In 2003, Biodiesel Industries established a connection with the naval base to incorporate sustainable fuel sources, pitching the idea on cost efficiency and dependability. The environmental benefits are just an added bonus. With the new ARIES system (Automated real-time, Remote, Integrated, Energy System), the base will reportedly be able to produce billions of gallons of biodiesel per year right in its backyard.
“Aerojet’s decades of automated systems expertise brings multiple benefits to Biodiesel Industries’ advanced biofuel processes,” said Scott Seymour, president of Aerojet, in a press release. “The delivery of this first biodiesel production unit to the U.S. Navy heralds the first in what we hope are a series of successful demonstrations of our ability to deliver efficient and sustainable energy production for military and civilian use.”
With the ARIES system, according to representatives, Biodiesel Industries will be able to remotely control and operate hundreds of production facilities from one control center. Aerojet’s systems control technologies will give data centers real-time sensing, purportedly allowing better control over processing and production.
One of the more appealing qualities of the biodiesel system is its production resources. ARIES is designed to convert agricultural waste, such as yellow grease, jatropha, and algae, into a useable fuel source. The system can convert used cooking grease, which costs $2.50 per gallon, into a nontoxic, biodegradable replacement for petroleum diesel.

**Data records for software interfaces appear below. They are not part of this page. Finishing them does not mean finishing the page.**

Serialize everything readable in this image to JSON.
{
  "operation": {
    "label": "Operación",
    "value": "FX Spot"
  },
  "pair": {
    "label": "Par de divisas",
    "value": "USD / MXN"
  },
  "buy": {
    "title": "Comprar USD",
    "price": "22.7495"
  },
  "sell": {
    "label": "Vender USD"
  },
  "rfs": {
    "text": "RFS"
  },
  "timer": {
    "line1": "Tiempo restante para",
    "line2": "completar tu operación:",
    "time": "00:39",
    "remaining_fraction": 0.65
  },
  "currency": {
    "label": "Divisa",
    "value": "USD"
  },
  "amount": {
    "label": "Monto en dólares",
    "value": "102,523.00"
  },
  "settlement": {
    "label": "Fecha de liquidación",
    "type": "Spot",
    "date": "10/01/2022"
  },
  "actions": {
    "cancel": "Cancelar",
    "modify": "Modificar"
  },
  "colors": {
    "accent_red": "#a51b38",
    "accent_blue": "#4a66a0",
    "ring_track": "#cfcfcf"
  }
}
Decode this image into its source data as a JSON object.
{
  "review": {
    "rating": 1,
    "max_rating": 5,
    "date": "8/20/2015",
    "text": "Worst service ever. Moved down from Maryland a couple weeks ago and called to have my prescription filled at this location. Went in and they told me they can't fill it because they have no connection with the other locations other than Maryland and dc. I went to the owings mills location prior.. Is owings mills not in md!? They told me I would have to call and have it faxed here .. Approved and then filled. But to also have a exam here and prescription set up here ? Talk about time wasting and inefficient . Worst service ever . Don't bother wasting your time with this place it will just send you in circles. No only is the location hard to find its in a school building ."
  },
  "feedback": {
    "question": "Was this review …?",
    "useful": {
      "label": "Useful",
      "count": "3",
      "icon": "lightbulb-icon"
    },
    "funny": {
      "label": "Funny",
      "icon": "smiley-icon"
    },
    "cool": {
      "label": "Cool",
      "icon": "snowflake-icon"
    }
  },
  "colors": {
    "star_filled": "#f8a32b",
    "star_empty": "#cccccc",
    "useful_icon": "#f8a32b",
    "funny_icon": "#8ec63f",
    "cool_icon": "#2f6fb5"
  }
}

Biodiesel Industries’ partnership with Aerojet, say representatives, is committed to developing technology that will strengthen America’s defenses through dependable resources. Russell Teall, president and founder of Biodiesel Technologies, has been innovating new strategies in next generation biofuels for the past 16 years.
“Creating truly sustainable systems requires a thorough understanding of every aspect of biodiesel production, from feedstocks to finished products,” Teall said in a written statement. “The Integrated Energy System incorporated into ARIES will eventually allow us to generate our own heat and power, and to feed the surplus into a local micro-grid. These Energy Islands will support the local community with renewable and sustainable fuel, electricity, and heat.”